So the share price of Lloyds Bank has just about squeaked above the level where the taxpayers start to make a profit on our involuntary investment.
You have to play around a bit with the figures to claim even that, for though the Treasury claims we are square at anything above 61.5 pence, it actually paid an average price of more than 73 pence a share and the gap is covered by insurance charges the government earned from guaranteeing Lloyds' bad debts, guarantees that were never called. To be sensible you should also look at the funding costs of the government stake and the opportunity cost of what it might otherwise have done with its – or rather our – money. You would in any case want a pretty clear headroom above your selling price before you tried to place the shares back on the market.
So, a share sale is not imminent. The significance of the share price movement is something else. It is a symbol of healing. It has taken a long time but Lloyds has got to grips with most of the legacy problems from HBOS and in another year or so it will be possible to feel that this element of the banking crisis is over.
It will not be back to normal because the new normal in banking will be quite different – more cautious, more focused – than the old normal. But a line will have been passed and if taxpayers end up making a profit on the entire episode, which given the risk they were forced to take on, is as it should be.
The Royal Bank of Scotland tale is a more difficult one, as the share price shows. It is around 336p but needs to go above 500p to get us out ahead, though again you could allow for the debt insurance fees and say it was a bit lower. The stake is double the size – more than 80 per cent held by the taxpayer as opposed to 39 per cent – and you don't want to be in a hurry to sell given that overhang.

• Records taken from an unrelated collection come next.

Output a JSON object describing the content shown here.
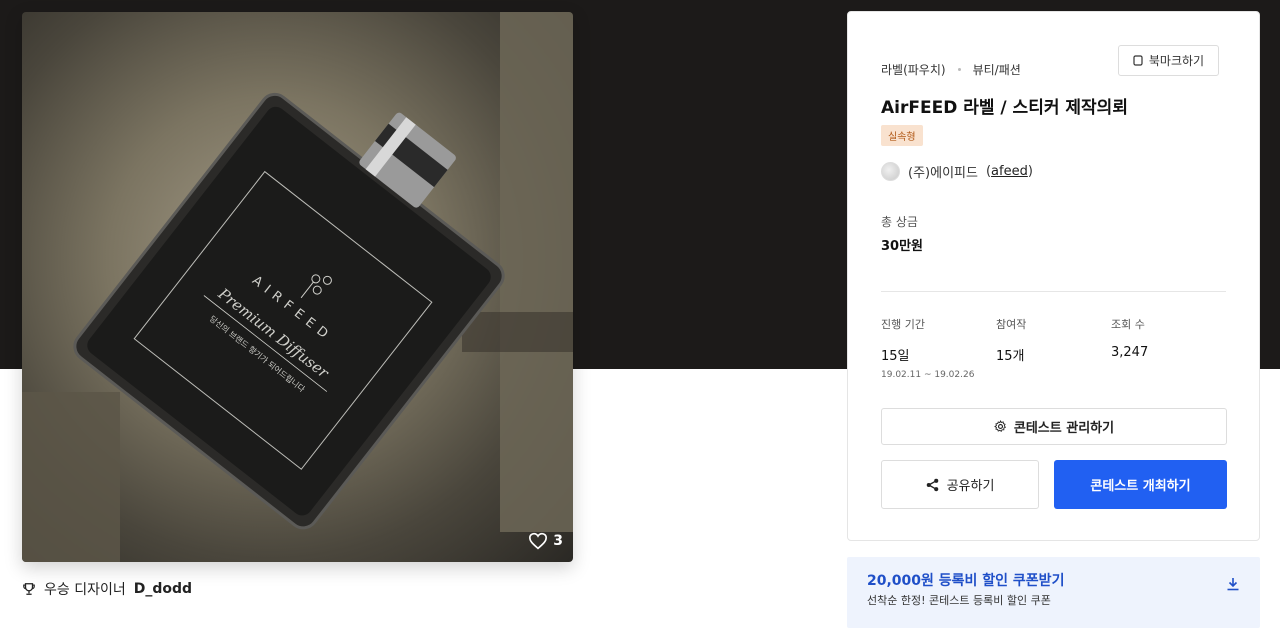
{
  "image": {
    "like_count": "3",
    "label_lines": [
      "AIRFEED",
      "Premium Diffuser",
      "당신의 브랜드 향기가 되어드립니다"
    ]
  },
  "winner": {
    "label": "우승 디자이너",
    "name": "D_dodd"
  },
  "contest": {
    "category_main": "라벨(파우치)",
    "category_sub": "뷰티/패션",
    "bookmark_label": "북마크하기",
    "title": "AirFEED 라벨 / 스티커 제작의뢰",
    "type_badge": "실속형",
    "host_name": "(주)에이피드",
    "host_handle": "afeed",
    "prize_label": "총 상금",
    "prize_value": "30만원",
    "stats": {
      "duration_label": "진행 기간",
      "duration_value": "15일",
      "duration_range": "19.02.11 ~ 19.02.26",
      "entries_label": "참여작",
      "entries_value": "15개",
      "views_label": "조회 수",
      "views_value": "3,247"
    },
    "manage_label": "콘테스트 관리하기",
    "share_label": "공유하기",
    "host_contest_label": "콘테스트 개최하기"
  },
  "coupon": {
    "title": "20,000원 등록비 할인 쿠폰받기",
    "subtitle": "선착순 한정! 콘테스트 등록비 할인 쿠폰"
  },
  "colors": {
    "hero_bg": "#1c1a19",
    "primary": "#2160f2",
    "coupon_bg": "#eef3fd",
    "coupon_text": "#1f4fc8",
    "badge_bg": "#f9e2cf",
    "badge_text": "#b25a18"
  },
  "icons": [
    "heart-icon",
    "trophy-icon",
    "bookmark-icon",
    "gear-icon",
    "share-icon",
    "download-icon"
  ]
}
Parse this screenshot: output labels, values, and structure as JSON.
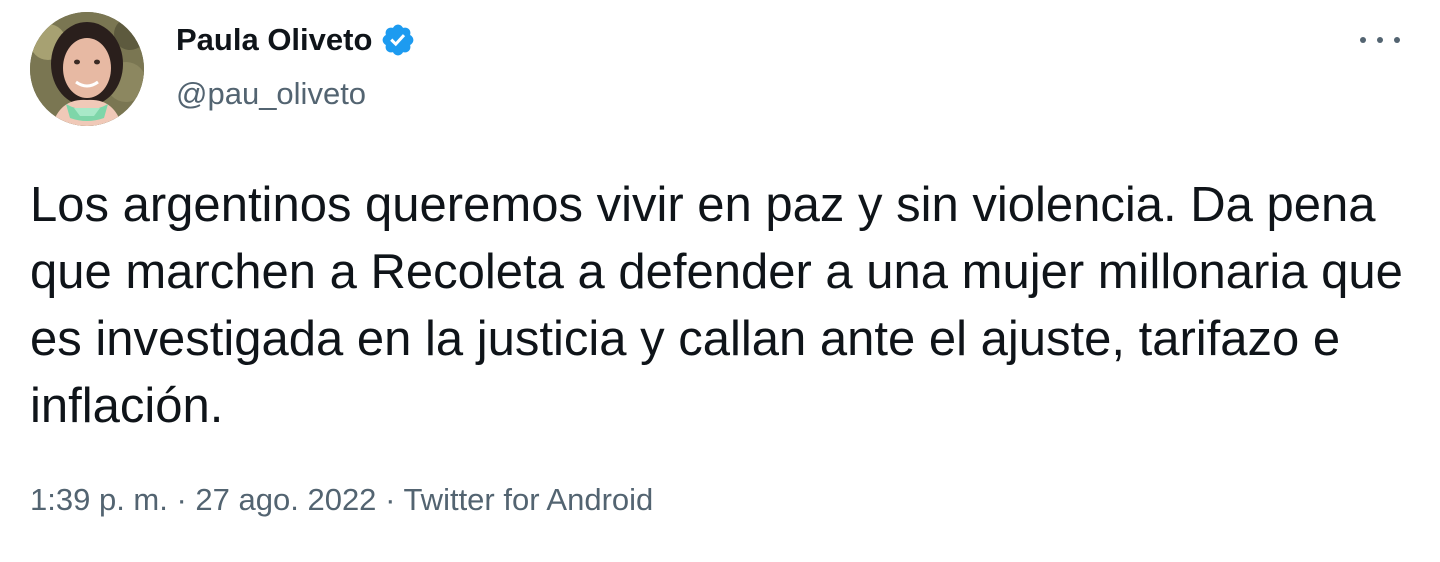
{
  "author": {
    "display_name": "Paula Oliveto",
    "handle": "@pau_oliveto",
    "verified": true
  },
  "tweet": {
    "text": "Los argentinos queremos vivir en paz y sin violencia. Da pena que marchen a Recoleta a defender a una mujer millonaria que es investigada en la justicia y callan ante el ajuste, tarifazo e inflación.",
    "time": "1:39 p. m.",
    "separator": "·",
    "date": "27 ago. 2022",
    "source": "Twitter for Android"
  },
  "icons": {
    "verified": "verified-badge-icon",
    "more": "more-options-icon"
  },
  "colors": {
    "text_primary": "#0f1419",
    "text_secondary": "#536471",
    "verified_blue": "#1d9bf0"
  }
}
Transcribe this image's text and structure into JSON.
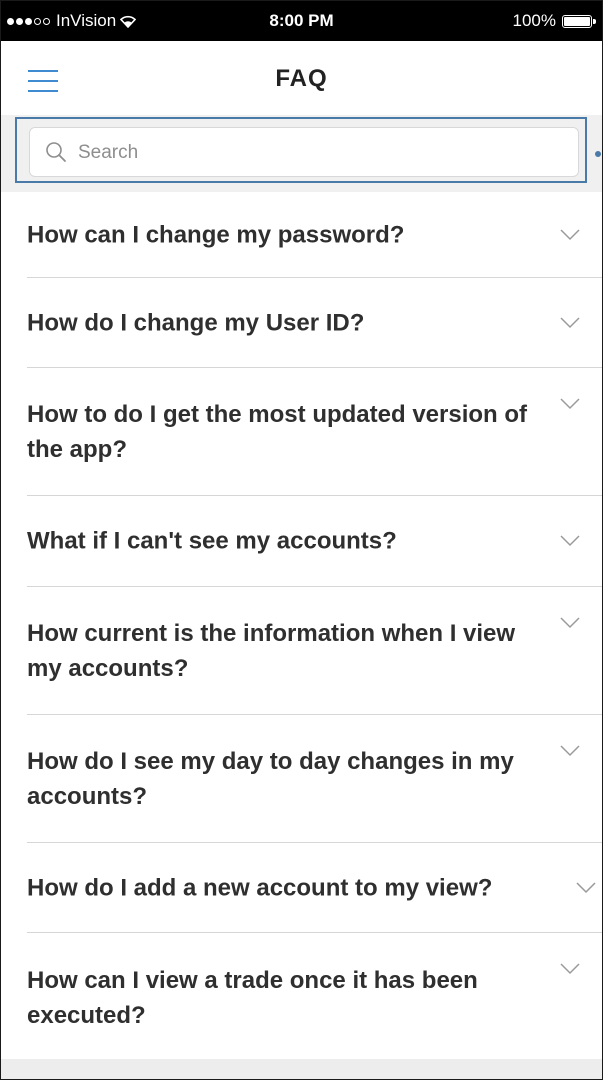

Sensibly, that sale should be three or four years off. In the end there is no reason why we taxpayers should not end up making a profit too.